## Activity
Return the records in full, exactly as given.

## Dataset records
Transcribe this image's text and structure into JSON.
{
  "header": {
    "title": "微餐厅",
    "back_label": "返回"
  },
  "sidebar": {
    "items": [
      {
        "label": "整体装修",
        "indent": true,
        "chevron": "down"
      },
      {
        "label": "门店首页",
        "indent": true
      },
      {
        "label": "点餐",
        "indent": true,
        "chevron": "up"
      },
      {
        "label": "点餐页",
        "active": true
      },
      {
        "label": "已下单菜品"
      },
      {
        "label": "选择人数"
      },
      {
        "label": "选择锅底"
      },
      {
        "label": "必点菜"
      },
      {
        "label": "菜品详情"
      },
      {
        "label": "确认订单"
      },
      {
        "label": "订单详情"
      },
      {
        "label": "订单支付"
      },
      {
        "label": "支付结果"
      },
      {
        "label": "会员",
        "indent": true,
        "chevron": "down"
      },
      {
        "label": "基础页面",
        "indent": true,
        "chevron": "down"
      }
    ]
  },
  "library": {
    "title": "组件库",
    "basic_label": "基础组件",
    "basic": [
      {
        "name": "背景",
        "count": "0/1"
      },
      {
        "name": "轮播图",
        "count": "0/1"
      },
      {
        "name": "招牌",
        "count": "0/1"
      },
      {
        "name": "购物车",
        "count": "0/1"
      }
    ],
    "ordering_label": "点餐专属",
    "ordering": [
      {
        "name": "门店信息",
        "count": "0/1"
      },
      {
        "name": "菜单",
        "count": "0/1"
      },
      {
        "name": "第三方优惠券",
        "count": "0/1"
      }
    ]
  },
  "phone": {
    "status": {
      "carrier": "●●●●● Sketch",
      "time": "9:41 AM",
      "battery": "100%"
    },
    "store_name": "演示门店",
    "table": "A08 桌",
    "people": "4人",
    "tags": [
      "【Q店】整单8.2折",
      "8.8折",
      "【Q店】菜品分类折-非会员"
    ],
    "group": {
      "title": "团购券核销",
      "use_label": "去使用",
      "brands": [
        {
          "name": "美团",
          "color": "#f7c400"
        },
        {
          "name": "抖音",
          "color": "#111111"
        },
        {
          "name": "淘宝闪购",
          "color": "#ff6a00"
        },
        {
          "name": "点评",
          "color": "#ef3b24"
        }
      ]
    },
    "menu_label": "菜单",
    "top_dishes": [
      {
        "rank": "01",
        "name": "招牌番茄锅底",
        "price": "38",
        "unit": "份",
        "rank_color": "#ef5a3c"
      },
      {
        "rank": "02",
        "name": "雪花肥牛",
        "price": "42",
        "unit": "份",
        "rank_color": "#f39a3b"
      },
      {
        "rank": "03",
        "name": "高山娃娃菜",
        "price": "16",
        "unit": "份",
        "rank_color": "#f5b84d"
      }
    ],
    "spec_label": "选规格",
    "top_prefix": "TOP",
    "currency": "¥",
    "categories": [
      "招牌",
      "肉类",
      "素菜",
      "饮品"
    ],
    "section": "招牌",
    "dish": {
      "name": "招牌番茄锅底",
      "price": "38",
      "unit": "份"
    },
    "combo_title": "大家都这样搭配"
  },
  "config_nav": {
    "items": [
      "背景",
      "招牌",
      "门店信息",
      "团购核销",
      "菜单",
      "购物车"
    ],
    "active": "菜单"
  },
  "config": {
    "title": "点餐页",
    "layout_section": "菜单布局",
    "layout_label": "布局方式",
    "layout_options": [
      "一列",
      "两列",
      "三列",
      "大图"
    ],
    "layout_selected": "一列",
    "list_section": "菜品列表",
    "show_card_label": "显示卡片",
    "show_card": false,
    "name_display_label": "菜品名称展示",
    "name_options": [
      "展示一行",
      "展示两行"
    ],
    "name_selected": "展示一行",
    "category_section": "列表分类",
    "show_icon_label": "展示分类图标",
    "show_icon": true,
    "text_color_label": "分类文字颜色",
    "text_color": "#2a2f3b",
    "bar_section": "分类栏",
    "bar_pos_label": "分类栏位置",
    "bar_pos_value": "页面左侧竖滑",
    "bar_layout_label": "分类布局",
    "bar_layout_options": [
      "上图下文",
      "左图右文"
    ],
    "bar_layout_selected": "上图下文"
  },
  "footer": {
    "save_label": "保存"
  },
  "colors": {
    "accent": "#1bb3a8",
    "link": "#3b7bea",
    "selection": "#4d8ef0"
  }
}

## Completed task
Transcribe this image's text and structure into JSON.
{
  "header": {
    "title": "微餐厅",
    "back_label": "返回"
  },
  "sidebar": {
    "items": [
      {
        "label": "整体装修",
        "indent": true,
        "chevron": "down"
      },
      {
        "label": "门店首页",
        "indent": true
      },
      {
        "label": "点餐",
        "indent": true,
        "chevron": "up"
      },
      {
        "label": "点餐页",
        "active": true
      },
      {
        "label": "已下单菜品"
      },
      {
        "label": "选择人数"
      },
      {
        "label": "选择锅底"
      },
      {
        "label": "必点菜"
      },
      {
        "label": "菜品详情"
      },
      {
        "label": "确认订单"
      },
      {
        "label": "订单详情"
      },
      {
        "label": "订单支付"
      },
      {
        "label": "支付结果"
      },
      {
        "label": "会员",
        "indent": true,
        "chevron": "down"
      },
      {
        "label": "基础页面",
        "indent": true,
        "chevron": "down"
      }
    ]
  },
  "library": {
    "title": "组件库",
    "basic_label": "基础组件",
    "basic": [
      {
        "name": "背景",
        "count": "0/1"
      },
      {
        "name": "轮播图",
        "count": "0/1"
      },
      {
        "name": "招牌",
        "count": "0/1"
      },
      {
        "name": "购物车",
        "count": "0/1"
      }
    ],
    "ordering_label": "点餐专属",
    "ordering": [
      {
        "name": "门店信息",
        "count": "0/1"
      },
      {
        "name": "菜单",
        "count": "0/1"
      },
      {
        "name": "第三方优惠券",
        "count": "0/1"
      }
    ]
  },
  "phone": {
    "status": {
      "carrier": "●●●●● Sketch",
      "time": "9:41 AM",
      "battery": "100%"
    },
    "store_name": "演示门店",
    "table": "A08 桌",
    "people": "4人",
    "tags": [
      "【Q店】整单8.2折",
      "8.8折",
      "【Q店】菜品分类折-非会员"
    ],
    "group": {
      "title": "团购券核销",
      "use_label": "去使用",
      "brands": [
        {
          "name": "美团",
          "color": "#f7c400"
        },
        {
          "name": "抖音",
          "color": "#111111"
        },
        {
          "name": "淘宝闪购",
          "color": "#ff6a00"
        },
        {
          "name": "点评",
          "color": "#ef3b24"
        }
      ]
    },
    "menu_label": "菜单",
    "top_dishes": [
      {
        "rank": "01",
        "name": "招牌番茄锅底",
        "price": "38",
        "unit": "份",
        "rank_color": "#ef5a3c"
      },
      {
        "rank": "02",
        "name": "雪花肥牛",
        "price": "42",
        "unit": "份",
        "rank_color": "#f39a3b"
      },
      {
        "rank": "03",
        "name": "高山娃娃菜",
        "price": "16",
        "unit": "份",
        "rank_color": "#f5b84d"
      }
    ],
    "spec_label": "选规格",
    "top_prefix": "TOP",
    "currency": "¥",
    "categories": [
      "招牌",
      "肉类",
      "素菜",
      "饮品"
    ],
    "section": "招牌",
    "dish": {
      "name": "招牌番茄锅底",
      "price": "38",
      "unit": "份"
    },
    "combo_title": "大家都这样搭配"
  },
  "config_nav": {
    "items": [
      "背景",
      "招牌",
      "门店信息",
      "团购核销",
      "菜单",
      "购物车"
    ],
    "active": "菜单"
  },
  "config": {
    "title": "点餐页",
    "layout_section": "菜单布局",
    "layout_label": "布局方式",
    "layout_options": [
      "一列",
      "两列",
      "三列",
      "大图"
    ],
    "layout_selected": "一列",
    "list_section": "菜品列表",
    "show_card_label": "显示卡片",
    "show_card": false,
    "name_display_label": "菜品名称展示",
    "name_options": [
      "展示一行",
      "展示两行"
    ],
    "name_selected": "展示一行",
    "category_section": "列表分类",
    "show_icon_label": "展示分类图标",
    "show_icon": true,
    "text_color_label": "分类文字颜色",
    "text_color": "#2a2f3b",
    "bar_section": "分类栏",
    "bar_pos_label": "分类栏位置",
    "bar_pos_value": "页面左侧竖滑",
    "bar_layout_label": "分类布局",
    "bar_layout_options": [
      "上图下文",
      "左图右文"
    ],
    "bar_layout_selected": "上图下文"
  },
  "footer": {
    "save_label": "保存"
  },
  "colors": {
    "accent": "#1bb3a8",
    "link": "#3b7bea",
    "selection": "#4d8ef0"
  }
}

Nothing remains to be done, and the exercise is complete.